  11. To me this very much sounds like a candidate for pfSense Site to Site IPsec. Utilizing IPsec and simple static routing you can create a HUB/Spoke design with your home as the hub. This will allow for your use cases without need for remote client configuration (form the IPSEC on teh router, connected devices have access to teh tunnel without software or config) If you want a mesh style network where all nodes can route to each other AND your place, then you woudl probably want to look at some dynamic routing protocol on all the routers so when the ipsec tunnels come up the remote site subnet will automatically become available over that tunnel link. Also static routes with mesh gets really nasty really quick (NXN static routes where N is number of sites)... pfSense. Its free, it works. Just needs an old x86-64 capable PC> At your remote sites, DD-WRT/Tomato etc, would work as well as the IPSEC and BGP stack is there and would work with pfSense on the other end.
  12. Often these gaming routers utilize QOS, Quality Of Service. This would work in conjunction with your application to set the TOS bits on theIP packets to alert the router to the preference for that packet. The router then moves this packet to the head of the queue. They also tend to have better hardware in the form of more CPU (higher clock rate, more cache/RAM etc etc) to process more packets per second as well as process the packet more rapidly through the forwarding pipeline.
  13. Specifically for Consoles and other non conformant devices....

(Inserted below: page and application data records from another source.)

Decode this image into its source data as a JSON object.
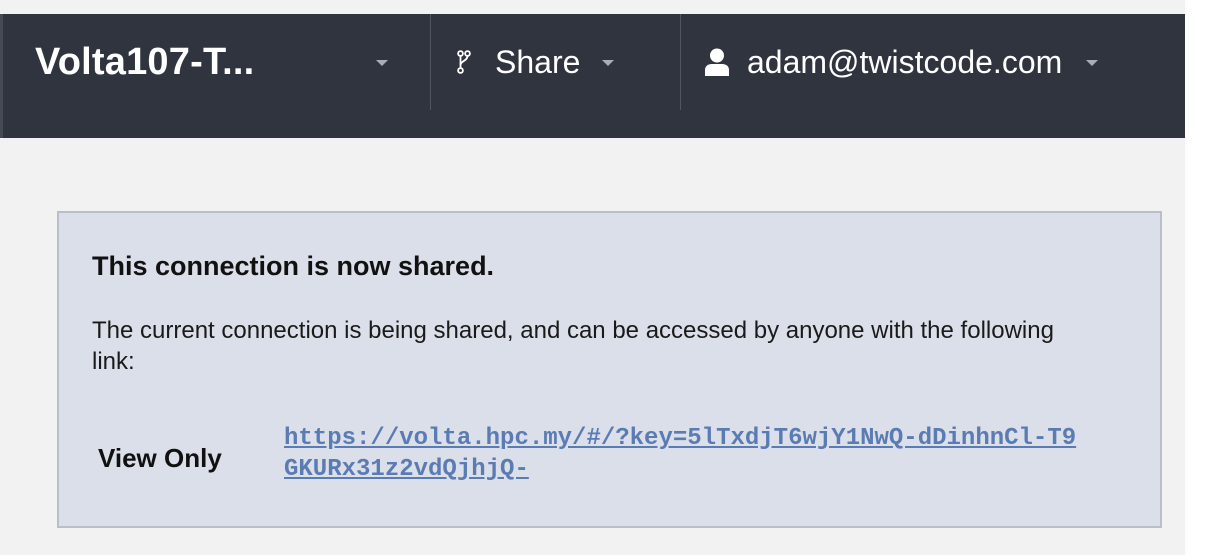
{
  "header": {
    "connection_title": "Volta107-T...",
    "share_label": "Share",
    "user_email": "adam@twistcode.com",
    "icons": {
      "share": "branch-icon",
      "user": "person-icon",
      "dropdown": "caret-down-icon"
    }
  },
  "notice": {
    "heading": "This connection is now shared.",
    "body": "The current connection is being shared, and can be accessed by anyone with the following link:",
    "access_level": "View Only",
    "share_url": "https://volta.hpc.my/#/?key=5lTxdjT6wjY1NwQ-dDinhnCl-T9GKURx31z2vdQjhjQ-"
  },
  "colors": {
    "topbar_bg": "#30343e",
    "notice_bg": "#dbdfe9",
    "notice_border": "#b9bec8",
    "link": "#5b7bb3",
    "page_bg": "#f2f2f2"
  }
}
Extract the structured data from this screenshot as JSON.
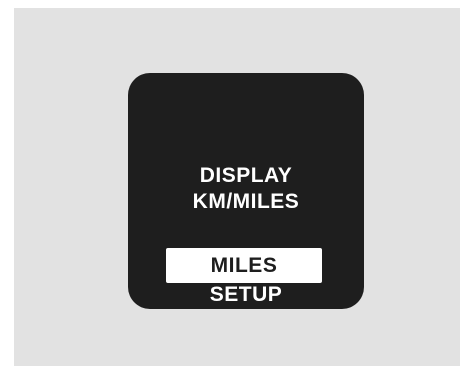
{
  "display": {
    "title_line1": "DISPLAY",
    "title_line2": "KM/MILES",
    "selected_option": "MILES",
    "softkey_label": "SETUP"
  },
  "colors": {
    "screen_background": "#1e1e1e",
    "text": "#ffffff",
    "highlight_background": "#ffffff",
    "frame_background": "#e2e2e2"
  }
}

  14. Enquire with your IT support crew to see if your campus supports "MAC Authentication". This is a strategy whereby the WiFi controller will authenticate utilizing the non 802.x conformant device MAC address as username and password to the backend radius server (802.X usually backended with radius). Then institution would then have you register your MAC with some local Authentication DB (LDAP or whatever) for the radius server to validate against. This is how we do it at teh University I work for.